© Copyright 2010, Mark Connor
Minnesota’s Caleb Truax took another significant step in his undefeated career Friday night with a unanimous decision over veteran middleweight Antwun Echols of Davenport, Iowa. The fight appeared close throughout, with Truax establishing dominance in the beginning but seeming to fade as the rounds passed. Echol’s persistent body shots on the inside appeared to take their toll, but just when he seemed to cede too much control in any given round Truax would score a significant flurry to turn the tide. The Boxers and Writers Magazine view of this fight is that it was much closer than the judges saw it, but Truax did deserve the unanimous decision. He turned on the pressure in the final rounds, particularly dominating the last two. Echols gave him the challenge that is to be expected from such an accomplished veteran Middleweight and Super Middleweight who has TKO victories over skilled fighters like Charles Brewer and once went the distance with the legendary Bernard Hopkins.

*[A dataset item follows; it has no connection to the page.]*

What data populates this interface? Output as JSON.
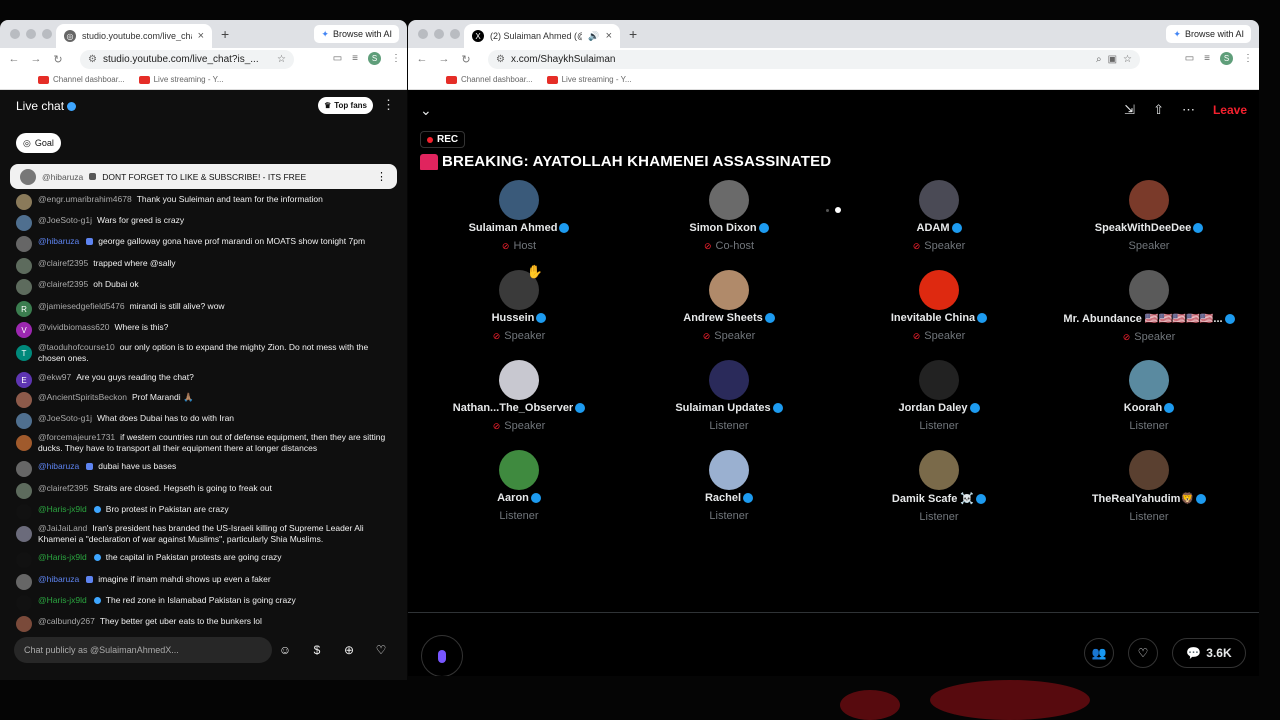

In the semi-main event Blaine’s Jon Schmidt lucked out with a no contest over an accidental head butt over his right eye as Josh Crouch took control in the 2nd and 3rd rounds with effective inside uppercuts and hooks from either side as he switched from the right handed and southpaw stances.
Ismail Muwendo scored a 3rd round knockout over Juan Baltierez in a scheduled 6 round Super Featherweight fight. Baltierez actually looked much stronger than he did months ago when fighting to a draw in West St. Paul. He actually landed some effective jabs that stopped Muwendo in his tracks, as well as good right hands in the first round. He did the same thing in the 2nd, but was neutralized by Muwendo’s strong jab, which was a continuation of the first round in which Muwendo landed cleaner, clearer shots including strong uppercuts and a solid, staggering right hand that established his command of the fight. Muwendo finally found his mark with a left hook in the 3rd round, dropping Baltierez, who rose to be dropped within a couple of more exchanges that ended the fight. Baltierez has potential, but he needs to sharpen up on a lower level of competition before competing with fighters as strong and effective as Muwendo, who has proven his power and potential but will have to tighten up on his defense—including an improvement of footwork and protecting his untested chin—before he steps up his own competition.

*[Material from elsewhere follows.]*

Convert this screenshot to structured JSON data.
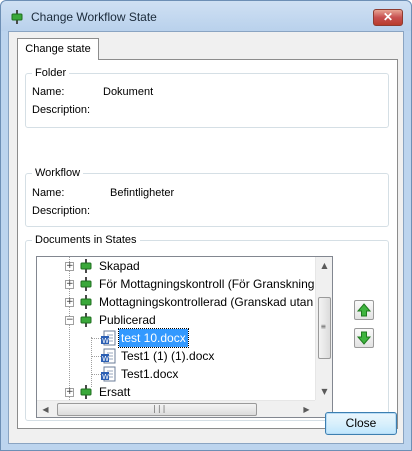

Charles Meir of Coon Rapids rose from the canvas after Corey Rodriguez dropped him with a looping right hand during a barrage of punches Rodriguez unleashed in the first round of their 6 round Middleweight fight. Meir did exhibit a high degree of skill in moving around the ring and landing counter shots, but Rodriguez was relentless throughout the fight with his body attack and appeared to be more effective and land more punches. But Rodriquez was dropped in the third from an accumulation of blows after a sneaky shot stunned him, and even though he came back well and was competitive in the last quarter of the round he still gave it away by a 10-8 margin. Boxers and Writers Magazine scored the fight 58-55 for Rodriguez, but apparently the judges were watching an entirely different fight. Denny Nelson and Veid Muiznieas scored it 56-56, while Carl Benson scored it 57-56 for Rodriguez, the total constituting a majority draw.

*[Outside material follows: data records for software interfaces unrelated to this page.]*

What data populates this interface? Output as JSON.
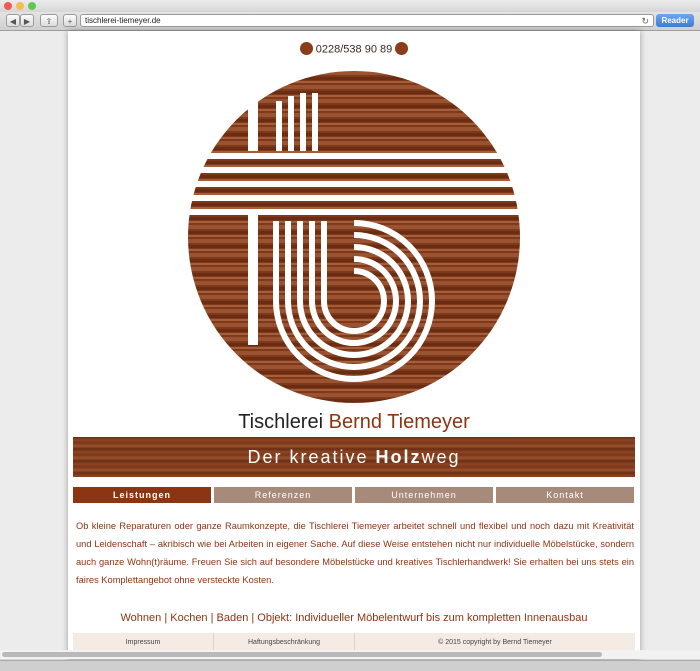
{
  "browser": {
    "url": "tischlerei-tiemeyer.de",
    "reader_label": "Reader",
    "traffic_lights": [
      "#ee5b54",
      "#f4be4f",
      "#62c655"
    ]
  },
  "header": {
    "phone": "0228/538 90 89"
  },
  "brand": {
    "title_prefix": "Tischlerei",
    "title_name": "Bernd Tiemeyer",
    "slogan_prefix": "Der kreative",
    "slogan_bold": "Holz",
    "slogan_suffix": "weg"
  },
  "nav": {
    "items": [
      {
        "label": "Leistungen",
        "active": true
      },
      {
        "label": "Referenzen",
        "active": false
      },
      {
        "label": "Unternehmen",
        "active": false
      },
      {
        "label": "Kontakt",
        "active": false
      }
    ]
  },
  "content": {
    "intro": "Ob kleine Reparaturen oder ganze Raumkonzepte, die Tischlerei Tiemeyer arbeitet schnell und flexibel und noch dazu mit Kreativität und Leidenschaft – akribisch wie bei Arbeiten in eigener Sache. Auf diese Weise entstehen nicht nur individuelle Möbelstücke, sondern auch ganze Wohn(t)räume. Freuen Sie sich auf besondere Möbelstücke und kreatives Tischlerhandwerk! Sie erhalten bei uns stets ein faires Komplettangebot ohne versteckte Kosten.",
    "services": "Wohnen | Kochen | Baden | Objekt: Individueller Möbelentwurf bis zum kompletten Innenausbau"
  },
  "footer": {
    "impressum": "Impressum",
    "haftung": "Haftungsbeschränkung",
    "copyright": "© 2015 copyright by Bernd Tiemeyer"
  },
  "colors": {
    "brand": "#8b3513",
    "nav_inactive": "#a88a7b",
    "footer_bg": "#f4ebe4"
  },
  "icons": [
    "back-icon",
    "forward-icon",
    "share-icon",
    "add-tab-icon",
    "reload-icon",
    "phone-icon",
    "logo-mini-icon"
  ]
}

0-1 Jake Backus exhibited an improved performance in his second fight, a rematch
against 2-0 Super Bantamweight Vincente Alforo of St. Paul. But his effective movement and counterpunching never amounted to effective and punishing blows, and he was caught with a right hand that almost dropped him in the third round, forcing him to grab and hold for survival. At one point he was hurt so badly that his clinching resulted in him accidentally tackling Alfaro, and the round was lopsided enough for him to lose it 10-8. With a majority decision favoring Alfaro, Nelson calling it 39-37, Muiznieas scoring it 38-37 and Benson settling for 37-37, it is obvious that Backus let the fight slip away with his precarious 3rd round performance.
Hector Orozco avenged a technical decision loss from October of last year with a majority decision over Danny Figueroa. Boxers and Writers Magazine saw this fight differently from the judges also, believing Figueroa’s jab and combinations to be more effective throughout. Figueroa slipped well and utilized the ring, and he also fought effectively inside while Orozco continuously came forward. Orozco did look better this time around, though, and his high degree of recent activity has paid off. Nelson scored it 39-37 and Benson had it 39-38 for Orozco, while Muiznieas called it a 38-38 draw.